The BlackBerry movie, which opened in Waterloo Region this week, has a 95-per-cent approval rating on Rotten Tomatoes. Virtually every film critic, both professional and amateur, seems to love it.

It’s a safe bet that most of them never worked at the Waterloo-based smartphone-maker or followed the history of the company closely. That’s because the new film, directed by Matt Johnson, takes plenty of liberties with the facts.

The opening credits warn that the film is a “fictionalization inspired by real people in Waterloo.” That’s a good thing, because much of what follows should be taken with a huge grain of salt.

BlackBerry co-founder and co-CEO Mike Lazaridis, for example, is portrayed as a shy, bumbling, socially awkward caricature who is more interested in fixing a noisy intercom than talking business when he first meets future partner Jim Balsillie.

Meanwhile, Lazaridis’ lifelong friend and co-founder Doug Fregin comes across as a wild, fun-loving nerd who wears headbands and tank tops and loudly inspires his team of programmers to work hard and have a good time. This contrasts sharply with the real Fregin who, according to most accounts, is a quiet, shy man who preferred to stay in the background while helping Lazaridis launch Research In Motion (RIM) in Waterloo in 1984.

It’s almost as if Matt Johnson, who portrays Fregin in the movie, decided to switch the personalities of the two co-founders: the fictionalized Lazaridis turned into the introverted, reticent one while the equally fictionalized Fregin becomes the inspiring, charismatic leader.

As for the startup itself, RIM in the early days is pictured as a clumsy group of fun-loving nerds who play video games and watch sci-fi movies when not hammering out code.

Amid this frathouse atmosphere, Balsillie swoops in to whip the team into shape. Portrayed by actor Glenn Howerton, the fictionalized Balsillie is a cold, ruthless tyrant with a volcanic temper who treats most of the RIM staff with contempt. While never known as a warm, fuzzy leader, the real-life Balsillie has a fun-loving side and was often pictured in the media sporting a big grin during RIM’s glory days. Howerton’s Balsillie, in contrast, rarely cracks a smile.

While there are many instances where the movie veers from reality, two stand out.

The first is the pivotal meeting with BellSouth in Atlanta in 1997, when RIM scored its first big BlackBerry deal. In the movie, the meeting takes place in New York City and the company is called Bell Atlantic. Balsillie sets up the meeting but gives Lazaridis and crew only one day to build a prototype of the phone, which is far from being ready. It doesn’t matter to Balsillie, who boasts early in the film that all he needs is a prop to get the deal done. 

Lazaridis and Fregin are then shown rushing to an electronics store, frantically buying parts and staying up all night to build the prototype. In reality, the staff had weeks to prepare for the crucial meeting.

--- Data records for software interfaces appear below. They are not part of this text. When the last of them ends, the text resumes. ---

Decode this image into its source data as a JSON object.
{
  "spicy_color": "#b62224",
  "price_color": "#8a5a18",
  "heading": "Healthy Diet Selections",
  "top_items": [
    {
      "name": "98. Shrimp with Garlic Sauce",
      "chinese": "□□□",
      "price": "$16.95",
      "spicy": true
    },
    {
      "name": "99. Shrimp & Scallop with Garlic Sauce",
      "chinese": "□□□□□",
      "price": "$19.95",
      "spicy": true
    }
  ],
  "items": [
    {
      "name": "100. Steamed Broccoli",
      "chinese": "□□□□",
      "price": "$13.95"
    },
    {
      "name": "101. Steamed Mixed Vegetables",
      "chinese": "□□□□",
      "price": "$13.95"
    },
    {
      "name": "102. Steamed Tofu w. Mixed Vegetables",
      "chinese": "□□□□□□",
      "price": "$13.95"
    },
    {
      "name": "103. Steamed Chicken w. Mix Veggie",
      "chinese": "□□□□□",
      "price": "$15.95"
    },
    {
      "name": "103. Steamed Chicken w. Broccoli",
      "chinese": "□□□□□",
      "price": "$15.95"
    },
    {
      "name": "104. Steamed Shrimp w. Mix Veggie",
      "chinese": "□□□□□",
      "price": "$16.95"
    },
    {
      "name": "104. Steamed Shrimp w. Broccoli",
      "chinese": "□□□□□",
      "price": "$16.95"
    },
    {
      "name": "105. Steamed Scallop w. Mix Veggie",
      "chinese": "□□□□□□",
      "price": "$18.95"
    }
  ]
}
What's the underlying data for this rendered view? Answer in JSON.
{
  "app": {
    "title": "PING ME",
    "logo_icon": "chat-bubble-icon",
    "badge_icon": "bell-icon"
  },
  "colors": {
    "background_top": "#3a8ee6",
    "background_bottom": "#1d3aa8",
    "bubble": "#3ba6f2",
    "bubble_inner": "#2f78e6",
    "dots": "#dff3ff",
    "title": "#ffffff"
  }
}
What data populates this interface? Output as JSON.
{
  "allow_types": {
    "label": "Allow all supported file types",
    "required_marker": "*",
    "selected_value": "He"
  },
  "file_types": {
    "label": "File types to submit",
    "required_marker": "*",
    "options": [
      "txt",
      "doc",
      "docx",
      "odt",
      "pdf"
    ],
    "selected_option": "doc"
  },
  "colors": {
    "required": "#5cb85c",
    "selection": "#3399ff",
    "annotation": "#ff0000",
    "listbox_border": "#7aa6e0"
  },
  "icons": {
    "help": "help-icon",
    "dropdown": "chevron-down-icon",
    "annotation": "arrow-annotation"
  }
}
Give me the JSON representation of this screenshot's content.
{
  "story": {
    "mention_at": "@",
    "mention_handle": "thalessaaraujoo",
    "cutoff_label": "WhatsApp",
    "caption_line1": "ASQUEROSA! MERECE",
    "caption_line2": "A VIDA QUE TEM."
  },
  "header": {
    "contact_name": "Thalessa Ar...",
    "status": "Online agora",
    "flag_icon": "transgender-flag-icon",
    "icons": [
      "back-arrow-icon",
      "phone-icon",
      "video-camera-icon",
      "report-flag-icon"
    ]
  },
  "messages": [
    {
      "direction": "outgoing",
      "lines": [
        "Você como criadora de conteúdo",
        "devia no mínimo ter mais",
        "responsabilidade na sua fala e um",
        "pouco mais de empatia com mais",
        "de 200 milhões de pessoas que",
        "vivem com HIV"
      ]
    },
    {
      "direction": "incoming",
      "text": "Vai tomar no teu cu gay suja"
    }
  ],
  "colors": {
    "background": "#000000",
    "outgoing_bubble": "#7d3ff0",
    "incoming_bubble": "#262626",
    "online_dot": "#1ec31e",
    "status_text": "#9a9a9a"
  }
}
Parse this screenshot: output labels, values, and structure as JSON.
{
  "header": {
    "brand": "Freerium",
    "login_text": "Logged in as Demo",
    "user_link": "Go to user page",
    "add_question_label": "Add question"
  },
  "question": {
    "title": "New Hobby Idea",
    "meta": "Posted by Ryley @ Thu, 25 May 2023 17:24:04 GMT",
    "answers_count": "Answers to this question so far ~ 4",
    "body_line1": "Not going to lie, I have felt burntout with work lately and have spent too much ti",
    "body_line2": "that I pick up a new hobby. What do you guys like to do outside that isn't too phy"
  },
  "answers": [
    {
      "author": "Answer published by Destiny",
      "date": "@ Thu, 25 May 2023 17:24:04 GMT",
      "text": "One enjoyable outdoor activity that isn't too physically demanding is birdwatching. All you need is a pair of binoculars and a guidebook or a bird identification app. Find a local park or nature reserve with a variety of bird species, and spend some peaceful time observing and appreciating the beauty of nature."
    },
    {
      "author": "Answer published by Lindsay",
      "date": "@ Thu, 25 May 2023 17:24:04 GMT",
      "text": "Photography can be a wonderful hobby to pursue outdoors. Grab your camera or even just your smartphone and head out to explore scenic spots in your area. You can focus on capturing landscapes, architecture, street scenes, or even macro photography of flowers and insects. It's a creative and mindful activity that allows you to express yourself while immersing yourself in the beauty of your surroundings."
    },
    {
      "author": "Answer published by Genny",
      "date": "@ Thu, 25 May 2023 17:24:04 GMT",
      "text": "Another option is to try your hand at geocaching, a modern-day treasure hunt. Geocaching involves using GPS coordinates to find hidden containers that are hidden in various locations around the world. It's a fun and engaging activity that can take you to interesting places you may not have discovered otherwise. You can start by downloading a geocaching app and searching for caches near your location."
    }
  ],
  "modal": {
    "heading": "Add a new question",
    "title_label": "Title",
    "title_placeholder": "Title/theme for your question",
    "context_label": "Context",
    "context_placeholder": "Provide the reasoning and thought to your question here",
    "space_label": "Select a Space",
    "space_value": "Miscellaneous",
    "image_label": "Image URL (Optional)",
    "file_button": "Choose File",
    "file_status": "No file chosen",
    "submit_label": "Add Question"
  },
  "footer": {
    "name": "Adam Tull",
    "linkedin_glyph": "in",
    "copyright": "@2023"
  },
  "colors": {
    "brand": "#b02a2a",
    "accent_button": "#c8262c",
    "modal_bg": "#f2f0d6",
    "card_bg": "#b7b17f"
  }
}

The movie gets it right when the crucial prototypes are left in the taxi on the way to the meeting. But director Johnson blames the gaffe entirely on Lazaridis, when Balsillie likely shared some of the blame. 

At this point, the Lazaridis character – played by actor Jay Baruchel – finally demonstrates some competence as he manages to convince the Bell Atlantic brain trust to take a chance on the BlackBerry device. Balsillie, meanwhile, is clueless about how the phone works, and instead focuses on selling “self-reliance."

"You’re not a tech guy, are you,” quips Bell Atlantic’s John Woodman, played by the veteran Canadian actor Saul Rubinek.

The second big reality stretcher comes later in the film when BlackBerry sales are starting to plummet after the emergence of the Apple iPhone. Balsillie arranges an emergency meeting with wireless carrier AT&T in Atlanta to make a renewed pitch for the BlackBerry.

After Balsillie boards his private jet, the phone rings. It’s NHL Commissioner Gary Bettman urging him to fly to New York immediately for a meeting with league owners about Balsillie's bid to purchase the Pittsburgh Penguins hockey team. Balsillie cancels on AT&T and flies to New York where he is told his bid has been rejected. The irate RIM chieftain blasts the NHL owners, declaring that if he can’t buy the Penguins, he'll buy the whole league. He then tries to frantically re-schedule the AT&T meeting, to no avail.

The idea that this all happened in one day is preposterous.

In fairness to Johnson and producer Mark Miller, who co-wrote the script, the movie is billed as a dark comedy with lots of laughs and a few sad moments near the end. In that sense, it gets some of the broad themes right about what led to the downfall of BlackBerry. None is more poignant than a meeting late in the film when AT&T is demanding an answer to the iPhone. Brandishing a BlackBerry, a frustrated Lazaridis moans, “but I built the world’s first track pad.”

The real Jim Balsillie has told reporters that he understands that the film is satire, and he’s OK with that.

As for Lazaridis and Fregin, they have not spoken publicly about the movie. It's safe to say, however, that they’ll be less OK with the satirical treatment of the groundbreaking company they started in Waterloo.